But they voted 9 to 1 that there was not reasonable assurance that it was safe, primarily because of the increased rate of strokes around the time of the procedure (3% compared to none among those treated medically in the medical treatment arm of the pivotal study) and the 4% rate of pulmonary vein stenosis and symptomatic narrowing of the pulmonary vein 6 months after treatment with the device (4%).
Panelists were also concerned about reports in the literature of asymptomatic cerebrovascular emboli in patients treated with the device, which has been available in Europe since 2006, where it is approved for the treatment of paroxysmal atrial fibrillation. (Patients in the pivotal trial were not evaluated for asymptomatic cerebrovascular emoboli.)
The components of the catheter-based device include an RF ablation generator and three cardiac ablation catheters, a unique feature for this kind of device. The pulmonary vein ablation catheter is designed to create lesions in the left atrium, the "Multi-Array Septal Catheter" is designed to create lesions on the septal wall of the left atrium, and "Multi-Array Ablation Catheter" is designed to create lesions in the left and/or right atrium.

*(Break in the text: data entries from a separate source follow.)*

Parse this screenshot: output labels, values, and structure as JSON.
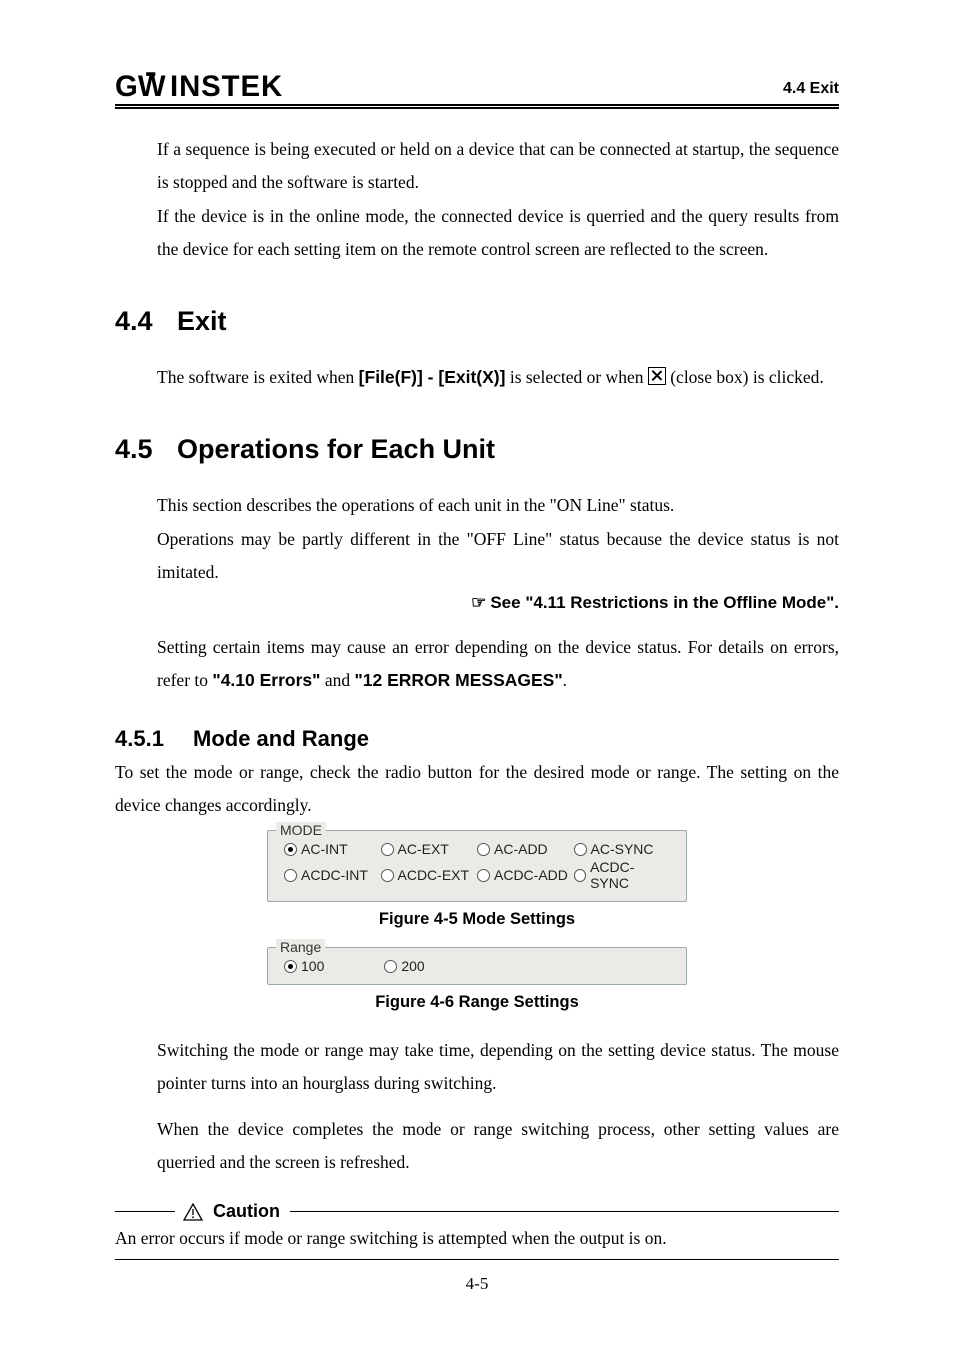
{
  "header": {
    "logo_text": "GWINSTEK",
    "right": "4.4 Exit"
  },
  "intro": {
    "p1": "If a sequence is being executed or held on a device that can be connected at startup, the sequence is stopped and the software is started.",
    "p2": "If the device is in the online mode, the connected device is querried and the query results from the device for each setting item on the remote control screen are reflected to the screen."
  },
  "s44": {
    "num": "4.4",
    "title": "Exit",
    "body_pre": "The software is exited when ",
    "body_strong": "[File(F)] - [Exit(X)]",
    "body_mid": " is selected or when ",
    "body_post": " (close box) is clicked."
  },
  "s45": {
    "num": "4.5",
    "title": "Operations for Each Unit",
    "p1": "This section describes the operations of each unit in the \"ON Line\" status.",
    "p2": "Operations may be partly different in the \"OFF Line\" status because the device status is not imitated.",
    "see": "See \"4.11 Restrictions in the Offline Mode\".",
    "p3a": "Setting certain items may cause an error depending on the device status.  For details on errors, refer to ",
    "p3b": "\"4.10 Errors\"",
    "p3c": " and ",
    "p3d": "\"12 ERROR MESSAGES\"",
    "p3e": "."
  },
  "s451": {
    "num": "4.5.1",
    "title": "Mode and Range",
    "p1": "To set the mode or range, check the radio button for the desired mode or range. The setting on the device changes accordingly."
  },
  "fig_mode": {
    "legend": "MODE",
    "row1": [
      "AC-INT",
      "AC-EXT",
      "AC-ADD",
      "AC-SYNC"
    ],
    "row2": [
      "ACDC-INT",
      "ACDC-EXT",
      "ACDC-ADD",
      "ACDC-SYNC"
    ],
    "selected": "AC-INT",
    "caption": "Figure 4-5  Mode Settings"
  },
  "fig_range": {
    "legend": "Range",
    "options": [
      "100",
      "200"
    ],
    "selected": "100",
    "caption": "Figure 4-6  Range Settings"
  },
  "post_fig": {
    "p1": "Switching the mode or range may take time, depending on the setting device status. The mouse pointer turns into an hourglass during switching.",
    "p2": "When the device completes the mode or range switching process, other setting values are querried and the screen is refreshed."
  },
  "caution": {
    "label": "Caution",
    "text": "An error occurs if mode or range switching is attempted when the output is on."
  },
  "footer": "4-5"
}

In the pivotal study, a prospective multicenter study of 210 patients with a history of symptomatic, refractory AF who had failed at least one class I or III anti-arrhythmic drug, patients were randomized to treatment with the device or medical treatment, in a 2:1 ratio. Their mean age was about 60 years and most were men, and had had AF for 4 months to 6 years. The exclusion criteria included having received prior ablation for AF, structural heart disease, NYHA class III or IV, LVEF under 40%, and a history of stroke or TIA.
The primary end point of the study – acute procedural success and at least a 90% reduction in clinically significant AF/atrial flutter on 48-hour Holter at 6 months – was met by 56% of those treated with the device, compared with 26% of those who were medically managed, a statistically significant difference.
The FDA usually follows the recommendations of its advisory panels. Panelists have been cleared of potential conflicts of interest related to the topic of the meeting. Occasionally, a panelist may be given a waiver, but not at this meeting.